The paintings at Bahra Maryam include a rare dedicatory inscription detailing the patronage of a local landowner, which has been uncovered and cleaned, revealing its full extent. This too was being damaged. A new wooden barrier has been made, which will not only protect the newly revealed inscription, but also provide a necessary alternative liturgical division of the church interior. Such measures rely on local agreement and inclusion.
Other long-neglected improvements were implemented including glazing windows and blocking openings, to reduce air-exchange with the exterior, which had been identified as a factor in paint deterioration. Work also continued on the conservation, cleaning and uncovering of the wall paintings and historic plasters at Bahra. Gradually, conservation work is helping to improve the context in which the paintings survive. We visited Bahra on our recent trip and were thrilled with the work done by Lisa and Stephen. It is a very special place. Considerable efforts are being made to promote Bahra. During our recent trip, we met with Mark Chapman of Tesfa tours to encourage him to include a visit in his walking tours of the area. Putting Maryam Bahra on the tourism circuit is important to its preservation as it is to it economic benefits.

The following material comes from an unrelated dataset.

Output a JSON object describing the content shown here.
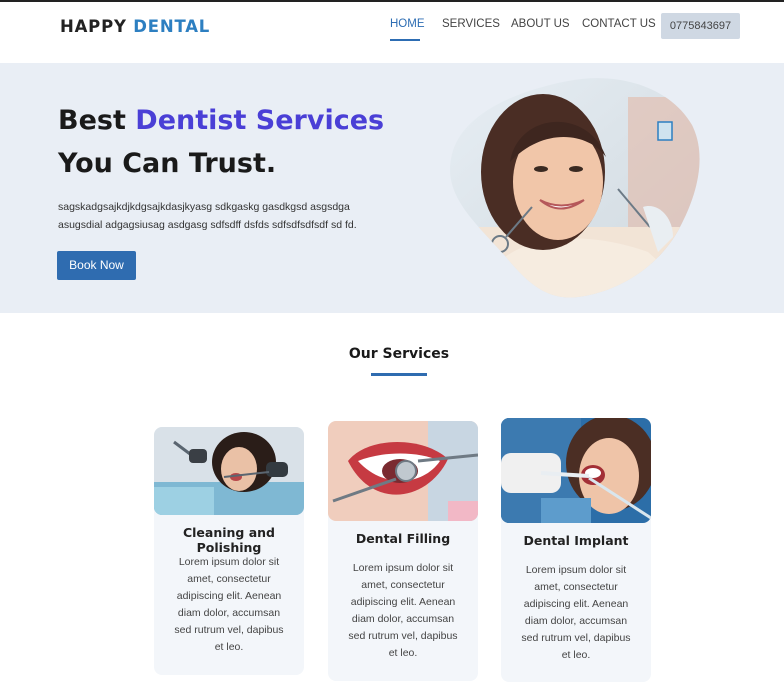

Pétros Tefetsamé Semaet, Mellehayzengi
On their recent visit, Lisa and Stephen took building consultant David Michelmore to the painted church of Petros Mellehayzengi where there were concerns that the cracks appearing in the plasterwork showed structural issues. David believes that the movement of the building is limited to a one area and can be contained and in time, work could be carried out on the paintings. We will be drawing up plans for this future project.
In Tigray, Lisa and Stephen were assisted by Mekonen Hagos Desta a conservation officer from the Bureau for Culture and Tourism in Tigray. He has been working with the project since 2013 and has been an invaluable member of the team.
We will be returning to Yemrehana Kristos later this year to continue investigations and restoration works on this ancient and magnificent 11th century church.
Lisa Shekede, acting on behalf of the Ethiopian Heritage Fund, has been selected to be part of Pro-He-Dev (Promoting Heritage for Ethiopia's Development) a wide ranging project funded by the EU to improve heritage and tourism in Ethiopia. For this project Lisa will be collaborating with CREST (Center for Responsible Travel).